The reason access is restricted in these areas is to make them more suitable for student research projects that require equipment and markers to remain undisturbed. Consequently, those using the areas are asked to avoid sites where projects are ongoing as evidenced by equipment and markers that identify the project. In no case should markers or equipment be taken or moved.
If you wish to leave equipment or markers in any part of NATL for more than a single semester, you must describe your project and the Natural Area Advisory Committee must approve it.
The northern portion of NATL is for public as well as academic use.
The rest of NATL is for academic use only.
This map shows ecosystems for the outline map above.
Flags, stakes, and other equipment (Back to Top)
Flags, stakes, and other equipment may be temporarily left on site if NATL is notified. All equipment should display the owner’s name, contact information (a Gatorlink- @ufl.edu- email address should be used to ensure NATL users are affiliated with UF), and date of placement. If equipment is lacking such information it may be removed without notice. In any case, the person who leaves flags, stakes, and equipment should remove them as soon as their purpose is completed.
Studying vertebrate animals in NATL (Back to Top)
- Studies in NATL that require prolonged disturbance, handling or trapping of fish, amphibians, reptiles, birds and/or mammals and are done as part of a numbered UF course other than for research require approval of the NATL Operations Committee but not of IACUC.
(If the committee has doubts as to whether a proposed project comes under the teaching exception of if the project needs IACUC approval, it will notify the proposer and table the proposal until IACUC approves the project or grants a waiver.)
- Studies in NATL that require prolonged disturbance, handling or trapping of any vertebrate and are done as part of any research project require approval of both the NATL Operations Committee and of IACUC.
- To propose a project in NATL, please complete and return this form.
Note: Without IACUC approval, vertebrate research at UF facilities cannot be used as part of a thesis or dissertation or be accepted for publication in many journals.
Procedures for projects in NATL's restricted areas (Back to Top)
Each project in NATL-west south of Division Trail or in NATL-east must have a faculty sponsor (unless the proposer is a faculty member or other professional researcher).
A proposal must be prepared for each project. The proposal should be brief but must include:
- Project proposer (name, department, e-mail address, university and home phone numbers).
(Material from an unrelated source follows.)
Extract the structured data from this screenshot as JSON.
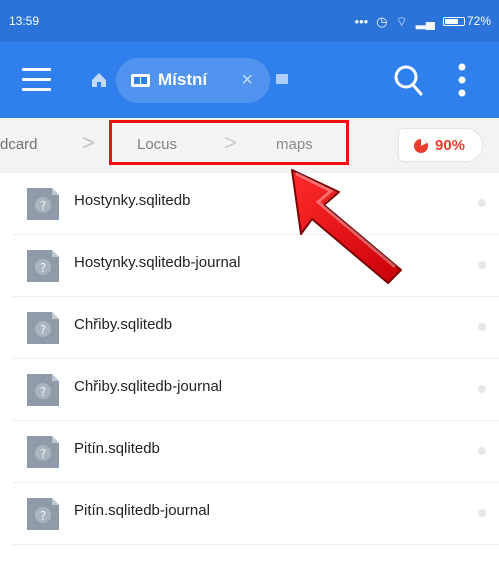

- Faculty sponsor (name, department, e-mail address).
- Description of project (title, objective, justification, methods and schedule, nature of final report) [Make this part concise.]
- Expected and possible impacts on NATL (flags, markers or equipment that will be left unattended, where [use NATL's grid] and when they will be left, what initials or name will identify them; temporary or permanent changes in NATL ecology that are expected or might occur).
Once the proposer of the project has his/her sponsor's approval of the proposal, it should be sent by e-mail to the Advisory Committee chair. If the proposal meets the criteria above, the chair will forward it to the Advisory Committee for approval, disapproval, or required revisions.
In most cases, NAAC action on a proposal should be completed in one week.
If a project lasts longer than one year, a one-page e-mailed progress report is due on each anniversary date of the project's approval. The report should describe progress and any changes or additions to the original proposal.
When the project is completed, a final report must be submitted in a form that can be posted on NATL's website. (This would presumably be the same information as in a hardcopy report of the project. If it is a thesis or dissertation, NATL's website should be able to link to UF's site for theses and dissertations.)
These procedures approved by the Natural Area Advisory Committee on 19 March 1998, slightly revised 12 October 2001, and modified to include NATL-east in July 2005; Latest revision approved by NAAC and posted May 2013.